From the entries below, list each line with "subtitle".

** Data provided follows **

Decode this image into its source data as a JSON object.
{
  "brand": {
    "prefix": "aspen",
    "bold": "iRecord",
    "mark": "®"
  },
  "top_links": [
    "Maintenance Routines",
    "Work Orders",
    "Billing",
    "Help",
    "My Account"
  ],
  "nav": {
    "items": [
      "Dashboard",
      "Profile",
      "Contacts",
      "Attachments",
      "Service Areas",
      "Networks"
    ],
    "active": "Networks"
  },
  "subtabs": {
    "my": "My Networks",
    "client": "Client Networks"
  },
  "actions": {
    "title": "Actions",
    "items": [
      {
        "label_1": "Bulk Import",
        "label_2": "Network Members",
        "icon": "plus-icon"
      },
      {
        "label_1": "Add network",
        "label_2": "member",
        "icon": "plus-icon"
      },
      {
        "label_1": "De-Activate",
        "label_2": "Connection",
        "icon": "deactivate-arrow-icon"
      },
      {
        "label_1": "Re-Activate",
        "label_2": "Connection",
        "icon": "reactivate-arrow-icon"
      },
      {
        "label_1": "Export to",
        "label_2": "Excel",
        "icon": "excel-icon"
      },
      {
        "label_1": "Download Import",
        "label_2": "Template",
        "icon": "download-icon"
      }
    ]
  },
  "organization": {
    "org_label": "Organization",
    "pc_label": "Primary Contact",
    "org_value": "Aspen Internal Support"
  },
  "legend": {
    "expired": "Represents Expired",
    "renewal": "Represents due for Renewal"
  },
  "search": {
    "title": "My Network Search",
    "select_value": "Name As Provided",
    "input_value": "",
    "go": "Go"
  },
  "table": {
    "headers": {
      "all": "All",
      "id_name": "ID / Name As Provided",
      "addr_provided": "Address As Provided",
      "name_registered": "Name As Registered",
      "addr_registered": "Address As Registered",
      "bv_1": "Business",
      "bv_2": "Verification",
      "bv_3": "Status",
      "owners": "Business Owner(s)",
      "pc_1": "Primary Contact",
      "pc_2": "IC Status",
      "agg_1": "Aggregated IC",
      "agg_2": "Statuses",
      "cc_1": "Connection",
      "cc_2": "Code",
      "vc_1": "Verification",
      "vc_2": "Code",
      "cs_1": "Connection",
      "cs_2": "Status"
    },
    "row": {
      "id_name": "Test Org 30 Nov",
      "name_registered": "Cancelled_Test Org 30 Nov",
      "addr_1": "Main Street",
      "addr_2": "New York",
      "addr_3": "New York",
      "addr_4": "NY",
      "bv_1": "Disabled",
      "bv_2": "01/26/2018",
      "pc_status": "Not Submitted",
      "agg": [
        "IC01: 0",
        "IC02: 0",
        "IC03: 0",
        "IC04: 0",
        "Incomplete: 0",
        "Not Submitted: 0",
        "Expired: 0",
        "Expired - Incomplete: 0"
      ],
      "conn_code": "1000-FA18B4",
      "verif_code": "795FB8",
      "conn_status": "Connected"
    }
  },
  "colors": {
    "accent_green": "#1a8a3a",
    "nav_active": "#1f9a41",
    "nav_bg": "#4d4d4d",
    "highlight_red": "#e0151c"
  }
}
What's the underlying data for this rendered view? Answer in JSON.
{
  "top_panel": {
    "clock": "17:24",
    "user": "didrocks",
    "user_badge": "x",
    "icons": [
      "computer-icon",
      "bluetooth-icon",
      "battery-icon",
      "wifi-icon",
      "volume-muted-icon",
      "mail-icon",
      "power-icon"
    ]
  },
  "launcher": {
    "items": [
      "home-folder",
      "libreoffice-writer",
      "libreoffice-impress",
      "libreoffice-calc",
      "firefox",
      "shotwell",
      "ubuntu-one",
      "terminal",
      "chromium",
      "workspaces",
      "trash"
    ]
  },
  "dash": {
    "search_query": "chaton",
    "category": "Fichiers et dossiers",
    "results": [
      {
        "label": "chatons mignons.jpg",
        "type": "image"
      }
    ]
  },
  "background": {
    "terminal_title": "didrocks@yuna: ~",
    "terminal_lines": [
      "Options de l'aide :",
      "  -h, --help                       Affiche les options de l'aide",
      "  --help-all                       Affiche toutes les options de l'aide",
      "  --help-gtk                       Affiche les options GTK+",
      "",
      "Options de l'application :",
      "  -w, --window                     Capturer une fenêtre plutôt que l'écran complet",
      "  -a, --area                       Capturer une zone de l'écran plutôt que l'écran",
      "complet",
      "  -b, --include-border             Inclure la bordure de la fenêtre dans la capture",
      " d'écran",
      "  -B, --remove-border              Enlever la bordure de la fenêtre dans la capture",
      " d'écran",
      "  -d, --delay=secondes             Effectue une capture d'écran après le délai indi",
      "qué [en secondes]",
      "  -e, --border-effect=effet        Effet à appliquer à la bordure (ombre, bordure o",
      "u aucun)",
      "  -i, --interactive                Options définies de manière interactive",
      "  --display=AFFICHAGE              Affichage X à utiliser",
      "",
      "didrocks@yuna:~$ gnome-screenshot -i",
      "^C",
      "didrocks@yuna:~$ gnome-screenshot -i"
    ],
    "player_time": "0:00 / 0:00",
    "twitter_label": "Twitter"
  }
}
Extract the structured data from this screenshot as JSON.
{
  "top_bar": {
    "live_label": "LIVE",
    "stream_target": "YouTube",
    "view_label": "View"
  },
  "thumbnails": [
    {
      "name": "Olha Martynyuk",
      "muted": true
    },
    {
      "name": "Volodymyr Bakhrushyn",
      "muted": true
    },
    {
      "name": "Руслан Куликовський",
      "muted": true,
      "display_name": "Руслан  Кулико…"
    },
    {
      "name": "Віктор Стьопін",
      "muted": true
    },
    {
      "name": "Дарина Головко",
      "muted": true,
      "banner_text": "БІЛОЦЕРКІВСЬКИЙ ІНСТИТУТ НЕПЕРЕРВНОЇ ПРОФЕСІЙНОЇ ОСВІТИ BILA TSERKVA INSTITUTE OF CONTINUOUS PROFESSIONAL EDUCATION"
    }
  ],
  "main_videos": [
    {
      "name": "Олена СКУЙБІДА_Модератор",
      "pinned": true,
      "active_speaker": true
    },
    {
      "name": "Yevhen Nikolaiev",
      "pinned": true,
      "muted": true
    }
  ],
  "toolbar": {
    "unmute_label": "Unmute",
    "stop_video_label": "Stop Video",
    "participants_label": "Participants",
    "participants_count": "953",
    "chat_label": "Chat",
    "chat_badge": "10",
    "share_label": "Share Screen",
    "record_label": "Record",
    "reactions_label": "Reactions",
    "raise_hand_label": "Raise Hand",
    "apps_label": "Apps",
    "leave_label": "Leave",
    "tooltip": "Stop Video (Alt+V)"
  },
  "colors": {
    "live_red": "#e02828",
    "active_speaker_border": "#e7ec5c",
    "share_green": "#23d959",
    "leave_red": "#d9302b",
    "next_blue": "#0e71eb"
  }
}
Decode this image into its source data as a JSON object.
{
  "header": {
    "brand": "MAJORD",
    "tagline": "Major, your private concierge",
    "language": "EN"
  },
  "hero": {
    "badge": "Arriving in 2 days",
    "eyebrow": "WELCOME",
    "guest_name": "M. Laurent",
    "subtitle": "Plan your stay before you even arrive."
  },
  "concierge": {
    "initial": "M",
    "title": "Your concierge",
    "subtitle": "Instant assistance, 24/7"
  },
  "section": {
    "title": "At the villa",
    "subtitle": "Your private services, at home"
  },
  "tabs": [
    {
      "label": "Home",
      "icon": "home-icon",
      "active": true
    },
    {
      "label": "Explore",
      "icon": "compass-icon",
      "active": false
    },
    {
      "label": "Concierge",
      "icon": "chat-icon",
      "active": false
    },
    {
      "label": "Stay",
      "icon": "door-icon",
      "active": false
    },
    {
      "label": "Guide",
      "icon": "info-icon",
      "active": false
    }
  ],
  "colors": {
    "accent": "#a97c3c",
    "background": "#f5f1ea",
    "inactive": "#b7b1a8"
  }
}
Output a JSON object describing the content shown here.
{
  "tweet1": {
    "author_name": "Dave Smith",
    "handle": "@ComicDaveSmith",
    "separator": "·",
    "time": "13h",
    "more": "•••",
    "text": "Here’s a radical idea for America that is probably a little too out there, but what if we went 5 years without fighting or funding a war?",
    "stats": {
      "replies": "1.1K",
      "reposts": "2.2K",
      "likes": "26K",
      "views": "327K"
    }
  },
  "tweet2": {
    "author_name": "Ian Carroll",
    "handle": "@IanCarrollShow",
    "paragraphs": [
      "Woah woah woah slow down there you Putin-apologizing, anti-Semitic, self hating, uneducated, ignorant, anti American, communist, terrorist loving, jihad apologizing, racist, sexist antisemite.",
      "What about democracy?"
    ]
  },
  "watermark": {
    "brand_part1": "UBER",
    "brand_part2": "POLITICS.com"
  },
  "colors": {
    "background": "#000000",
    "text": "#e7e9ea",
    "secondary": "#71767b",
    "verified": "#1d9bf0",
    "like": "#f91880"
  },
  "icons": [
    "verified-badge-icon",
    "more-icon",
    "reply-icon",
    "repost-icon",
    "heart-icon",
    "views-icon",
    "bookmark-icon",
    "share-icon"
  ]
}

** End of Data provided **

• Answer to this exercise
    "subtitle": "Plan your stay before you even arrive."
    "subtitle": "Instant assistance, 24/7"
    "subtitle": "Your private services, at home"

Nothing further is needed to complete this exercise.